Saving Lives: Law Enforcement And Grappling
Law enforcement and armed services are specialty branches that should make Jiu Jitsu training mandatory. When it comes to people who risk their lives on a daily basis, it is pretty much a flashback of how the Samurai used Jiu Jitsu back in the days of its inception. BJJ and law enforcement are actually a match made in heaven. For law enforcement officers, controlling someone until an arrest is made is usually the prerogative. Being able to control anyone, regardless of size, while not having to hurt them is a skill that every Jiu Jitsu practitioner has. Imagine how safe, and effective law enforcement officers would be if they all had this skill. And the solution is easy- just train Jiu Jitsu.
When it comes to armed forces who travel overseas, given the amounts of armor nowadays, the situation is not much different from ancient Japan when it comes down to hand-to-hand combat. while Jiu Jitsu doesn’t’ have a special aspect of it tailored for military use, the techniques are still highly effective. In fact, many of the members of the armed forces actually part take in grappling matches and rolling sessions to keep their skills sharp. The only thing lacking is making BJJ training mandatory and having it structured in the law enforcement and armed forces education process.
The BJJ Community
Last but not least, probably one of the most important aspects of training Brazilian Jiu Jitsu – The community. When I say community I don’t just mean the people that are a part of your Academy. In fact, the community stretches far beyond any geographical boundaries. The community is a worldwide phenomenon when you come to think of it. BJJ people are generally laid back and very friendly to each other. One way of discovering this is by going to train in other academies across the world. Most of the are going to be very welcoming. In fact, after trying to choke each other out, people always hug and slap hands, looking to keep every interaction fun and laid back. It is pretty much the same in competition, only after the matches conclude.

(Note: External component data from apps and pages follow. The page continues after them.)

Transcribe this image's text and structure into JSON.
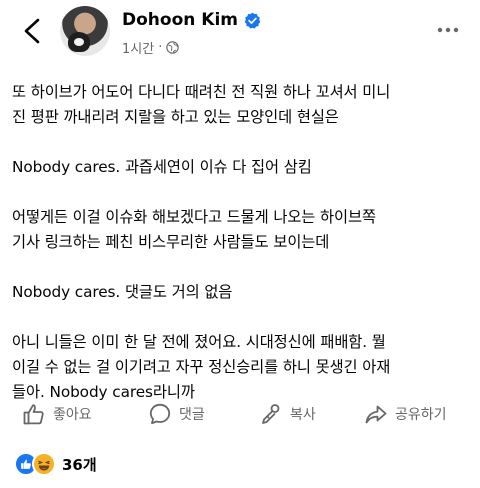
{
  "header": {
    "author_name": "Dohoon Kim",
    "timestamp": "1시간",
    "privacy_icon": "globe-icon",
    "verified_color": "#1877f2"
  },
  "post": {
    "paragraphs": [
      "또 하이브가 어도어 다니다 때려친 전 직원 하나 꼬셔서 미니\n진 평판 까내리려 지랄을 하고 있는 모양인데 현실은",
      "Nobody cares. 과즙세연이 이슈 다 집어 삼킴",
      "어떻게든 이걸 이슈화 해보겠다고 드물게 나오는 하이브쪽\n기사 링크하는 페친 비스무리한 사람들도 보이는데",
      "Nobody cares. 댓글도 거의 없음",
      "아니 니들은 이미 한 달 전에 졌어요. 시대정신에 패배함. 뭘\n이길 수 없는 걸 이기려고 자꾸 정신승리를 하니 못생긴 아재\n들아. Nobody cares라니까"
    ]
  },
  "actions": {
    "like_label": "좋아요",
    "comment_label": "댓글",
    "share_copy_label": "복사",
    "share_label": "공유하기"
  },
  "reactions": {
    "count": "36개",
    "like_color": "#1877f2",
    "haha_color": "#f7b125"
  }
}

There’s also another aspect to the community, this one much more serious and important. The community looks after its members and you might find help in people you’ve never met simply because you enjoy the training same martial art. From fundraisers to charities and everything in between, the community looks after its own. Since it is spread worldwide, you get to interact with people from all across the globe, always looking to help one another. And the best part is, that even the people you meet in competitions ara actually your friends when you come to think of it. How many other martial arts offer you the opportunity to train with the same people that are your competition rivals? That is BJJ for you!
A Short Summary
If you take into account everything that we talked about today, you can conclude one thing – BJJ is still a young sport that is yet to develop. While it has a rich and long history, dating back to ancient Japan, Brazilian Jiu Jitsu is as different from its Japanese counterpart as they come. It is not just a different martial art, it is one born in a very different time. Moreover, it is an art that is constantly evolving, which makes it very unique in comparison to their martial arts. Not to mention all the physical, mental, social and other benefits it can bring to people.
To make things simple, after, you read this article, if you’re not training already, do the following steps. First, open Google. Second, search for a BJJ gym in your vicinity. Third, schedule an intro class and give it a couple of weeks. If you do not fall in love with it, beer is on me! OSSS!.